Issues and Risks of Underage Drinking

There’s good news and bad news about under age drinking in Britain. While the number of teenagers drinking has declined in recent years, those who do drink are consuming more alcohol, more often.

Among 35 European countries, the UK has the third-highest proportion of 15 year-olds who have been drunk 10 times or more in the past year.

Key Issues

Few teenagers nowadays wait until they reach the legal age of 18 to drink. At 15, nine out of 10 teenagers have tried alcohol. Half of 16 and 17 year olds drink at least once a week. And most will try and hide it from their parents.
How your teenager will cope with drinking will depend on their body size and shape and what stage of puberty they've reached. If they're not used to drinking, they're at risk of alcohol poisoning as well as getting into potentially dangerous situations.

So how do you keep your child safe and healthy? It can be difficult to know what to do for the best. Research from the US shows that the younger a person is when they start to drink, the greater their risk of alcohol-related problems later in life. On the other hand, there’s also evidence to suggest that when children do drink alcohol at a young age they’re less likely to binge drink later, provided they drink moderately and under parental supervision. 

You know your child and what motivates them, so you'll need to decide the best way to try and influence them to drink responsibly, when the time is right.


Deaths from liver disease have risen in the 25 to 34 age group over the last 10 years. This is thought to be a consequence of increased drinking starting at an earlier age. There is also evidence that those who start drinking before the age of 14 are more likely to develop a dependence on alcohol later in life.

But it's not just their health you need to worry about. There are strong links between drinking high levels of alcohol and youth offending, teenage pregnancy, truancy and exclusion from school.

Nearly half of all 10 to 17 year olds who drink once a week or more admit to some sort of criminal or disorderly behaviour. During or after drinking, around two-fifths get into an argument and about a fifth get into a fight.

Among 14 to 15 year olds, those who have drunk in the last month are more likely to engage in sexual activity. A recent survey revealed that 11% of 15 to 16 years-olds had had unprotected sex while drunk. Young people who drink are also far more likely to compromise their personal safety, walking home alone or trusting others too easily.

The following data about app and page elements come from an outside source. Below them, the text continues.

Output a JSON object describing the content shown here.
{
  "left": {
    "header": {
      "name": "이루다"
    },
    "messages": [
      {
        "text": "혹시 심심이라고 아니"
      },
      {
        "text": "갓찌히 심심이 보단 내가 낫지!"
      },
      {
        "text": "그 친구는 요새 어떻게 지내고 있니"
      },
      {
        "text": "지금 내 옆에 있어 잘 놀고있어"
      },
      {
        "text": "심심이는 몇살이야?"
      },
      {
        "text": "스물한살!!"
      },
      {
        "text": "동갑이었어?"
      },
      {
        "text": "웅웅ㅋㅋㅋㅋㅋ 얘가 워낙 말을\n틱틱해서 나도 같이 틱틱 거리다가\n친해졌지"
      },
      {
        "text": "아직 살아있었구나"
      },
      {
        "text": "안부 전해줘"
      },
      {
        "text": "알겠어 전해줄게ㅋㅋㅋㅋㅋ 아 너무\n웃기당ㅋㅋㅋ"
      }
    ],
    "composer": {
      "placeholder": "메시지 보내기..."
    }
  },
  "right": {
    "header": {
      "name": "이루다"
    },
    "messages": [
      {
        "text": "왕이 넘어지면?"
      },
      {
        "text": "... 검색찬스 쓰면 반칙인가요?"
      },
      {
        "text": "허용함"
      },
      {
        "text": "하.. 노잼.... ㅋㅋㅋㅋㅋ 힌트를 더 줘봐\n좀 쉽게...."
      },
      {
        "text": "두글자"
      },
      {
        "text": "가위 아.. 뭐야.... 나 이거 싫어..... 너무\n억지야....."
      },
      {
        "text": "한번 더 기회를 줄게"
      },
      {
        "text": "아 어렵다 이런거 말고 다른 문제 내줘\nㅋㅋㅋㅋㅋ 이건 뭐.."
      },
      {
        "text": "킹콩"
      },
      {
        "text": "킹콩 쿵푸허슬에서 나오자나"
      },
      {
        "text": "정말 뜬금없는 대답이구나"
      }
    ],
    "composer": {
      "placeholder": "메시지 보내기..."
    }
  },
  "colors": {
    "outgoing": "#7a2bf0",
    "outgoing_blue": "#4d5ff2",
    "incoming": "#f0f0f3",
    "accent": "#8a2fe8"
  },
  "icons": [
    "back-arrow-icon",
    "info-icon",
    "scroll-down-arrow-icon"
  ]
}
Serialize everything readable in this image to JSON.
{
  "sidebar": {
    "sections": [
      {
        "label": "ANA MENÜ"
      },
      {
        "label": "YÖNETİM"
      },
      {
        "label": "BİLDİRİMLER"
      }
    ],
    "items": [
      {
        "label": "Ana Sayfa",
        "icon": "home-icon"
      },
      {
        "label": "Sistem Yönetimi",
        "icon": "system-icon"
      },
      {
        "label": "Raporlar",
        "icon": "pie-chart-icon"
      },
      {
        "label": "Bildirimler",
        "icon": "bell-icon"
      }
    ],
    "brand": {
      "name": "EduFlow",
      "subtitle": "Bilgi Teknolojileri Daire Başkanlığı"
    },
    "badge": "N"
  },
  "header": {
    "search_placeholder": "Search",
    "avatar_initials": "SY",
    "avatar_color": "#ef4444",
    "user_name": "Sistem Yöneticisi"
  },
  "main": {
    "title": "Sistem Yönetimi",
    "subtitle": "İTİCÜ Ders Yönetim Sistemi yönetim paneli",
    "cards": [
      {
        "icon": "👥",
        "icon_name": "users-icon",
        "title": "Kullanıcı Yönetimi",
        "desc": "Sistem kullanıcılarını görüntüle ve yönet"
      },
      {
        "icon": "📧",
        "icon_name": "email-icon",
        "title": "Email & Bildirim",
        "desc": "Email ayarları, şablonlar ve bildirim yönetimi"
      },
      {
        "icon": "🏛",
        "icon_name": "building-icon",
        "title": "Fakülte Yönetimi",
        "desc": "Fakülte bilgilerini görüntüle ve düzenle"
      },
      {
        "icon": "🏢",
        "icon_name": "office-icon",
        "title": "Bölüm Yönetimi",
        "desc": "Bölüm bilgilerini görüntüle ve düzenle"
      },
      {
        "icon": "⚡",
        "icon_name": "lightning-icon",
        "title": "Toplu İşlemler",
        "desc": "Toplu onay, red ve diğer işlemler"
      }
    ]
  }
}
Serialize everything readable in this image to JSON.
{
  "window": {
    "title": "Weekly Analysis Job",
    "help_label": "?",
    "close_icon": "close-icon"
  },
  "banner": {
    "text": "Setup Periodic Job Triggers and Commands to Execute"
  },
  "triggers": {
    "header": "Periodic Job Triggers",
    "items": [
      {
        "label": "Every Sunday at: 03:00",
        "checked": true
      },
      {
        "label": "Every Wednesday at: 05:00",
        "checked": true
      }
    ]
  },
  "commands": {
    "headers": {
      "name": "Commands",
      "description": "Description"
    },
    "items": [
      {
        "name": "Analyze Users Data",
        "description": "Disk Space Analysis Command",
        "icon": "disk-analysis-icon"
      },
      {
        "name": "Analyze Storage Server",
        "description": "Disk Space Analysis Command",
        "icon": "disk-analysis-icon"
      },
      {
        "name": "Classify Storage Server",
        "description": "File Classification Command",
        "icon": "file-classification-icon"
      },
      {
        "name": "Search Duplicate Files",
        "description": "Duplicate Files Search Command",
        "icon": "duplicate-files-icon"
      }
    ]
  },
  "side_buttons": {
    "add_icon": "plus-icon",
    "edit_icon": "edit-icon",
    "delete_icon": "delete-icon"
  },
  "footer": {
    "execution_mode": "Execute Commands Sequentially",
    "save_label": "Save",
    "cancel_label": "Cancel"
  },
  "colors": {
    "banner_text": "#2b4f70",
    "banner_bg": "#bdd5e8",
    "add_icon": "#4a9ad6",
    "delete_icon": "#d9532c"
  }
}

How your child performs in the classroom can also be affected by their relationship with alcohol. Drinking can lead to missed classes, failed exams and bad behaviour, sometimes resulting in exclusion.

Talking to Under-18's About Drinking

It is, of course, illegal for under 18s to buy alcohol or drink it in public. But we know this is simply not stopping young people from drinking. So how do you keep your children safe? These handy hints should help:

  • Talk to your children about alcohol. Be open with them, explaining the pros and cons of drinking, without lecturing. Let them ask any questions and tell them they can speak to you any time. Warn them especially about how easy it is for inexperienced drinkers to go over their limits, make a fool of themselves and compromise their safety. Maintaining an open, calm dialogue is essential if you’re going to positively influence your child’s drinking habits.
  • Don’t shout and lecture if your child does come home drunk. Sit them down and talk to them about it calmly. Getting angry could make them more deceptive the next time they drink, and it’s always better to know where your child is and what they’re doing.
  • Offer to pick your child up if you know they could be drinking, but round the corner out of sight of their friends to avoid any embarrassment.
  • Lead by example. If you often drink heavily in front of your children, they'll think it's okay to do the same.   

*Information & Statistics sourced from (Opens in a new window or downloads a file).